**Exercise requirements:** Every line below that holds the string "star" must be copied.

**Dataset entries:**
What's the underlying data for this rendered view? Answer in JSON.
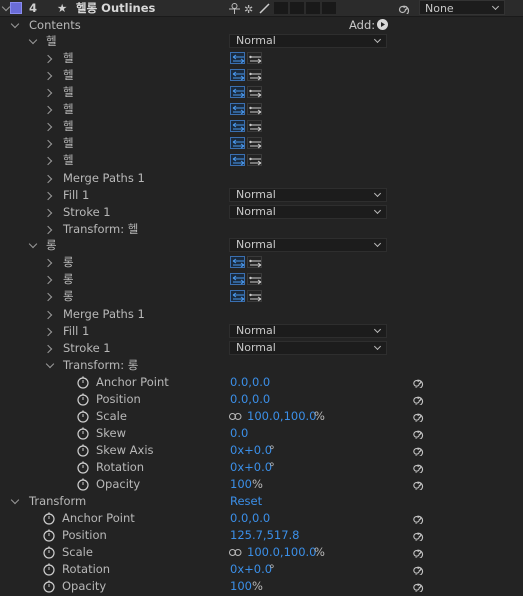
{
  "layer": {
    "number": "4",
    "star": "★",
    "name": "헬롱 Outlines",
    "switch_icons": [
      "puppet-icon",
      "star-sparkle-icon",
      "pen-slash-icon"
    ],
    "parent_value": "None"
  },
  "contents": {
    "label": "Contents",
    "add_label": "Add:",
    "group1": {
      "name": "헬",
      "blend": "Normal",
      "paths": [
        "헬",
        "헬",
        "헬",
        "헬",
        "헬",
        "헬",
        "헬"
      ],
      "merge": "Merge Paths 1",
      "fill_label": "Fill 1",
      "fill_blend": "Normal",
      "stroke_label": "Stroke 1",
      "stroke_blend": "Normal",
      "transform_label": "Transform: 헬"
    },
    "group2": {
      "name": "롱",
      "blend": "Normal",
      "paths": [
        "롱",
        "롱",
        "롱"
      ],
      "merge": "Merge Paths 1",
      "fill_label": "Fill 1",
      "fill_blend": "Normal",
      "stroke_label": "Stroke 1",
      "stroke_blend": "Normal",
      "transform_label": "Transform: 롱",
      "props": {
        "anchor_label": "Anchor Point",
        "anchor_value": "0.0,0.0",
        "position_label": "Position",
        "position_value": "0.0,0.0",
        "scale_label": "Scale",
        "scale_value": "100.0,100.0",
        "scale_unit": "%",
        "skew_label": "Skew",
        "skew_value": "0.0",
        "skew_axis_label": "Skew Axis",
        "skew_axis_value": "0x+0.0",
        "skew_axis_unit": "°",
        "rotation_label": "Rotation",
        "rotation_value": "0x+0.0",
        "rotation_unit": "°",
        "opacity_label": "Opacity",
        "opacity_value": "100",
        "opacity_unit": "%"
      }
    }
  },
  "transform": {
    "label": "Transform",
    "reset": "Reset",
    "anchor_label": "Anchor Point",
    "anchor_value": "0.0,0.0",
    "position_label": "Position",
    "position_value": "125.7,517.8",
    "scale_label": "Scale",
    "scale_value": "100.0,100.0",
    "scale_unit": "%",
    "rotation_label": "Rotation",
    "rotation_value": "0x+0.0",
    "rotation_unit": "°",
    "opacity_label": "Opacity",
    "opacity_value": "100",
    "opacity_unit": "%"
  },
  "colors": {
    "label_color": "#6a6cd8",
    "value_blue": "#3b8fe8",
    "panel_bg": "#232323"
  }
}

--

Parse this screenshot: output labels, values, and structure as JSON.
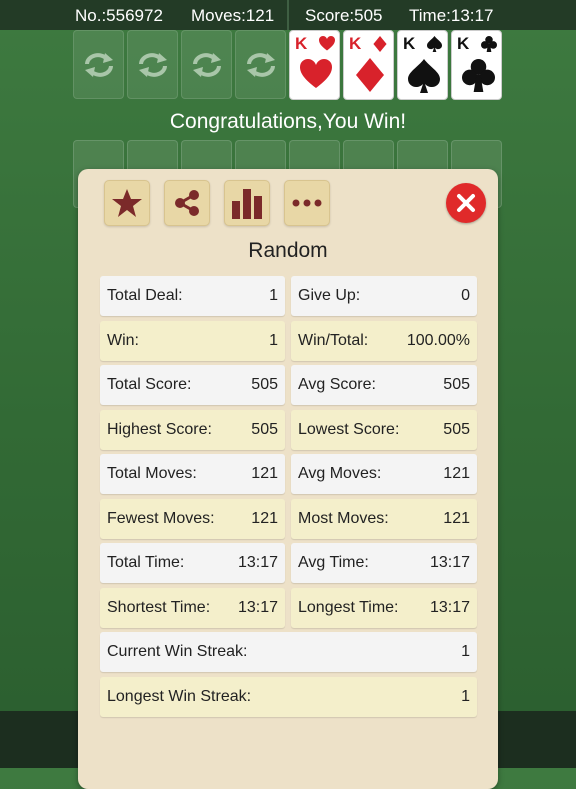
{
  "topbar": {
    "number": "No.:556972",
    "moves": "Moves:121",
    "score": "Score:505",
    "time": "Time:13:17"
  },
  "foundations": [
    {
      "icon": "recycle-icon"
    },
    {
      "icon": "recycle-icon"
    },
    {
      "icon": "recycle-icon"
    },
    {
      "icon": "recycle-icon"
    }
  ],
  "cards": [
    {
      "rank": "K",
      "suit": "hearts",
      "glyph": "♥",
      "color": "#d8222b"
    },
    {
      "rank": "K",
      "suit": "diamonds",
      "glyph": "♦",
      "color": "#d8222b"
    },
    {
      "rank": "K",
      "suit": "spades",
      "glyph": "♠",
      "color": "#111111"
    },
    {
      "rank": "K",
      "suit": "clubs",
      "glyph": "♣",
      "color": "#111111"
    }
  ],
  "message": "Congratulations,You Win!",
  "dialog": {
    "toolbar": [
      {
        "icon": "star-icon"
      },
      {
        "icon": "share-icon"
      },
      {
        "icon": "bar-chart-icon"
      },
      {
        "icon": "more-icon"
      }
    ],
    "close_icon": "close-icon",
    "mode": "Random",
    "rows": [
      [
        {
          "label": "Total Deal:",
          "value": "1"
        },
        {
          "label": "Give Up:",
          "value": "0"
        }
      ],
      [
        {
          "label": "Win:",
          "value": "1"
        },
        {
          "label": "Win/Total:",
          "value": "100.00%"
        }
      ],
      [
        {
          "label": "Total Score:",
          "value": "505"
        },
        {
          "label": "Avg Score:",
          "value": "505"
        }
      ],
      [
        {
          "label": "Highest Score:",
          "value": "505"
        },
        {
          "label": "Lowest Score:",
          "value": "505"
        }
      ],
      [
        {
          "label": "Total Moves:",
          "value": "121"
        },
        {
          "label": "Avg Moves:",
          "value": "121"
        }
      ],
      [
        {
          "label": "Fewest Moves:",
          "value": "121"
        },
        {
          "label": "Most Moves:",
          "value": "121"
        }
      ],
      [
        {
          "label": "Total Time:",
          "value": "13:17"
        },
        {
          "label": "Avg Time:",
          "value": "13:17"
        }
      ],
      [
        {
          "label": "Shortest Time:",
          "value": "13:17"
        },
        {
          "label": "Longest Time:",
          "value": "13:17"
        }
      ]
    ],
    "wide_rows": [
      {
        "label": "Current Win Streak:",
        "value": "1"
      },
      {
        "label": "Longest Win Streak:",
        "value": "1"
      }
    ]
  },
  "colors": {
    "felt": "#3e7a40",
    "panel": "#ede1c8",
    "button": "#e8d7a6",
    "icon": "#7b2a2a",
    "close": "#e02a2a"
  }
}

**Exercise solution:**
    "star": "★",
      "star-sparkle-icon",
        "icon": "star-icon"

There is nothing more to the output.